### Description of the task
For this exercise, please find the lines in the entries that include the word "Save" and copy them.

### Exercise data
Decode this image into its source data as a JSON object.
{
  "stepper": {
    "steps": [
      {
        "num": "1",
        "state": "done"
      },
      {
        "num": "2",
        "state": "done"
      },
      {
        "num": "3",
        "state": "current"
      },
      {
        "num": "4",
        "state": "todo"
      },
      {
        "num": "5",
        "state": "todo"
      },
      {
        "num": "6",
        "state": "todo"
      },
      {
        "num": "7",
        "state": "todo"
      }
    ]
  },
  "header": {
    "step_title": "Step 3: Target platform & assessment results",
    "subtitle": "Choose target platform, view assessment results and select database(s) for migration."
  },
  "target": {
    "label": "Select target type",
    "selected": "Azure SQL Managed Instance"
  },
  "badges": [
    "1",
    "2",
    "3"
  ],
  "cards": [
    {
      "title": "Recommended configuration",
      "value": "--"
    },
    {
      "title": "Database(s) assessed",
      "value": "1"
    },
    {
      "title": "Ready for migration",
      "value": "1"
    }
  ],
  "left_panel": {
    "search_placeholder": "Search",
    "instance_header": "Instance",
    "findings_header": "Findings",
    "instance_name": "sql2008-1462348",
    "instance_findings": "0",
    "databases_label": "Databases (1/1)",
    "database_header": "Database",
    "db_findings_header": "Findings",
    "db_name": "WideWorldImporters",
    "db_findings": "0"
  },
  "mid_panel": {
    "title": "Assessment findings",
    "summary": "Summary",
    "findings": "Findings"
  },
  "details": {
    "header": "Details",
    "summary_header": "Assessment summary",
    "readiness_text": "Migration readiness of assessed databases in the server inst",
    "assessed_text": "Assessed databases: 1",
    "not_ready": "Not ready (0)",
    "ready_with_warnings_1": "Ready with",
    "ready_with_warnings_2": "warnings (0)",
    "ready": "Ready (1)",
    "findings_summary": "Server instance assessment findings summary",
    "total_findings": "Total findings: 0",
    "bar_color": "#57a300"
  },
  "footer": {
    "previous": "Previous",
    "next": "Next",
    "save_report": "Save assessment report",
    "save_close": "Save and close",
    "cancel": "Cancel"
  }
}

### Output of the exercise
    "save_report": "Save assessment report",
    "save_close": "Save and close",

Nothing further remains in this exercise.